Congress Attempts To Prevent Non-Compete Agreements: What It Means For Employers

Senators recently introduced a bill called the Mobility and Opportunity for Vulnerable Employees (MOVE) Act, which if passed would protect low-wage employees from signing non-compete agreements.

The MOVE Act would amend the Fair Labor Standards Act (FLSA) to prohibit employers from entering into non-compete agreements with any employees who make less than $15 per hour or $31,200 per year. Employers who employ low-wage workers would also be required to post notice of the MOVE Act in a conspicuous place.

Employers entering into non-compete agreements with other, non-low-wage employees would have to disclose the agreement to the applicant at the beginning of the hiring process.

As with other FLSA violations, the Secretary of Labor has the power to investigate and enforce complaints. Employers could be fined up to $5,000 per employee for violations of the MOVE Act.

The bill follows recent criticism of employers using non-compete agreements with low-wage workers. Last year, employees sued a large sandwich chain for forbidding them from "working at any food service venue that derives 10% or more of its revenue from the sale of 'submarine, hero-type, deli-style, pita and/or wrapped or rolled sandwiches' within three miles" of the restaurant for a period of two years. Ellen Shulock Caro and Michael Weil "For Here or To Go? Senators Introduce Bill to Ban Noncompete Agreements, Increase Mobility For Sandwich Makers and Other Low-Wage Workers," jdsupra.com (Jun. 18, 2015).

 As this proposed legislation shows, lawmakers and courts are often suspicious of non-compete agreements, especially for low-wage workers, because they prevent freedom of movement, which many feel is essential in a free market.

Non-compete agreements are most appropriate when used with executives and sales people who have access to trade secrets or clients, and who could seriously hurt the employer if these are taken to a competitor or used to start a business. In these cases, requiring employees to sign non-compete agreements protects a valid business interest.

On the other hand, preventing low-wage workers who do not have knowledge of sensitive information or access to restricted files from moving to a better job in the same field looks like an attempt not to protect a business interests, but to reduce turnover. By preventing the freedom of employees to move to higher-paying jobs or jobs with better benefits, such employers look like they are trying to keep workers through questionable methods.

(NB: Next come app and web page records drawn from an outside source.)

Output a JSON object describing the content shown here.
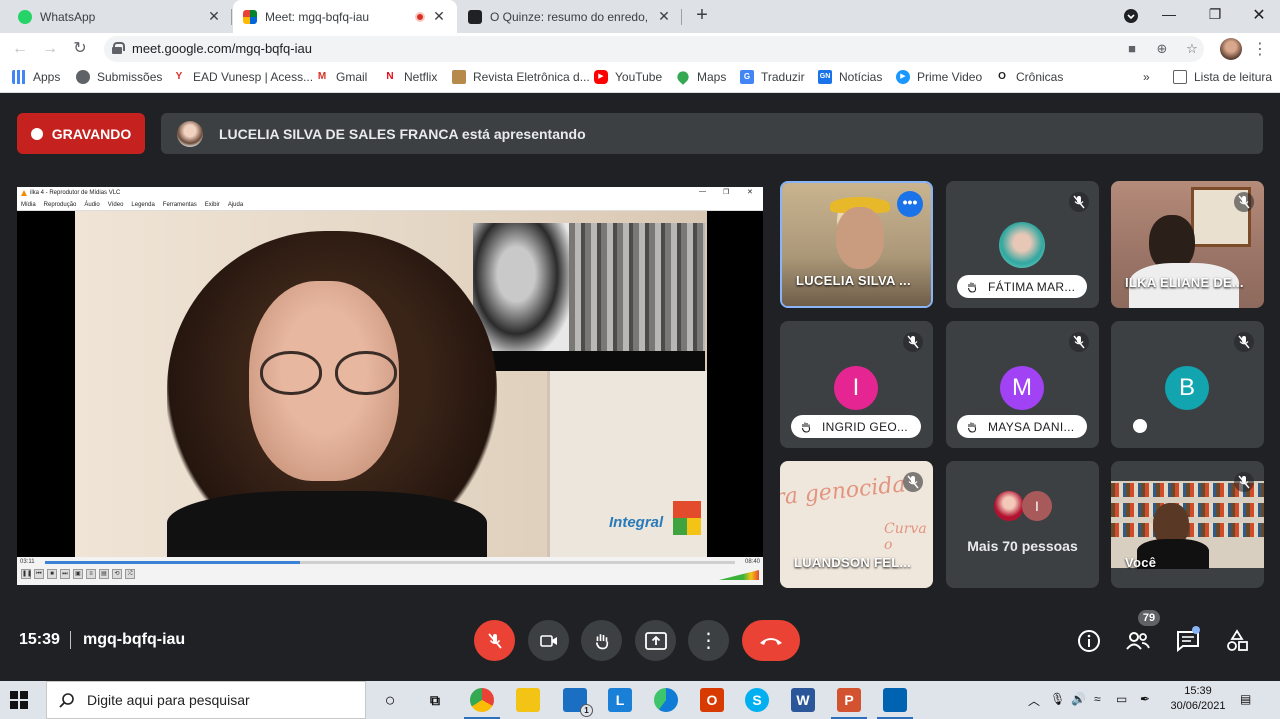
{
  "browser": {
    "tabs": [
      {
        "title": "WhatsApp",
        "active": false
      },
      {
        "title": "Meet: mgq-bqfq-iau",
        "active": true
      },
      {
        "title": "O Quinze: resumo do enredo, pe",
        "active": false
      }
    ],
    "url": "meet.google.com/mgq-bqfq-iau",
    "bookmarks": [
      {
        "label": "Apps",
        "icon": "apps-grid-icon"
      },
      {
        "label": "Submissões",
        "icon": "globe-icon"
      },
      {
        "label": "EAD Vunesp | Acess...",
        "icon": "vunesp-icon"
      },
      {
        "label": "Gmail",
        "icon": "gmail-icon"
      },
      {
        "label": "Netflix",
        "icon": "netflix-icon"
      },
      {
        "label": "Revista Eletrônica d...",
        "icon": "revista-icon"
      },
      {
        "label": "YouTube",
        "icon": "youtube-icon"
      },
      {
        "label": "Maps",
        "icon": "maps-icon"
      },
      {
        "label": "Traduzir",
        "icon": "translate-icon"
      },
      {
        "label": "Notícias",
        "icon": "news-icon"
      },
      {
        "label": "Prime Video",
        "icon": "prime-video-icon"
      },
      {
        "label": "Crônicas",
        "icon": "cronicas-icon"
      }
    ],
    "reading_list": "Lista de leitura"
  },
  "meet": {
    "recording_label": "GRAVANDO",
    "presenting_text": "LUCELIA SILVA DE SALES FRANCA está apresentando",
    "vlc": {
      "title": "ilka 4 - Reprodutor de Mídias VLC",
      "menu": [
        "Mídia",
        "Reprodução",
        "Áudio",
        "Vídeo",
        "Legenda",
        "Ferramentas",
        "Exibir",
        "Ajuda"
      ],
      "time_elapsed": "03:11",
      "time_total": "08:40",
      "progress": 0.37,
      "volume": "125%"
    },
    "participants": [
      {
        "name": "LUCELIA SILVA ...",
        "hand_raised": false,
        "muted": false
      },
      {
        "name": "FÁTIMA MAR...",
        "hand_raised": true,
        "muted": true
      },
      {
        "name": "ILKA ELIANE DE...",
        "hand_raised": false,
        "muted": true
      },
      {
        "name": "INGRID GEO...",
        "hand_raised": true,
        "muted": true,
        "initial": "I",
        "color": "#e52592"
      },
      {
        "name": "MAYSA DANI...",
        "hand_raised": true,
        "muted": true,
        "initial": "M",
        "color": "#a142f4"
      },
      {
        "name": "",
        "hand_raised": false,
        "muted": true,
        "initial": "B",
        "color": "#12a4af"
      },
      {
        "name": "LUANDSON FEL...",
        "hand_raised": false,
        "muted": true
      },
      {
        "name": "Mais 70 pessoas",
        "more_initial": "I"
      },
      {
        "name": "Você",
        "muted": true
      }
    ],
    "clock": "15:39",
    "meeting_code": "mgq-bqfq-iau",
    "people_count": "79"
  },
  "taskbar": {
    "search_placeholder": "Digite aqui para pesquisar",
    "time": "15:39",
    "date": "30/06/2021",
    "mail_badge": "1"
  }
}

The likelihood of the bill passing Congress is uncertain—although many Congressmen and non-profit organizations support the bill, it does not appear to have bipartisan support. However, even if the bill does not pass Congress this session, similar legislation is likely to appear at the national and state levels in the future. Therefore, employers would do well to consider the consequences of such legislation now.

It is best practice for employers to keep employees by offering competitive wages, attractive benefits, and a positive work environment. Creating strict contracts that stymie employees may keep a few workers in the short term, but the best employees will not want to work for such organizations. In the long term, requiring non-compete agreements in cases where they are not required could lead to a lawsuit.

Employers that use non-compete agreements should examine which employees they affect and only require them for employees with access to trade secrets and valuable client lists. Examine business practices to make sure that employees are attracted to the organization by the pay and work environment offered, and are not staying just because they are afraid of seeking a better job elsewhere.

In addition, employers that require non-compete agreements in their contracts may be nullifying the at-will employment doctrine. Employers should make sure their contracts do not promise employees continued employment or otherwise negate the at-will doctrine.

Some of the benefits of preserving the at-will doctrine for employers include: 

  • An employer can terminate an employee at any time for any reason (except an illegal one) or for no reason without incurring legal liability.
  • An employer can change the terms of the employment relationship (e.g. wages, benefits, leave time) with no notice and no consequences.
  • At-will employees would have to show that the reason for termination was illegal (e.g. discriminatory or retaliatory) to win a wrongful termination lawsuit.
  • Employers can continually improve the functioning of the organization because they can have freedom to terminate employees who are not performing well or who are hurting the organization or putting it at risk.

Via: Hartford Help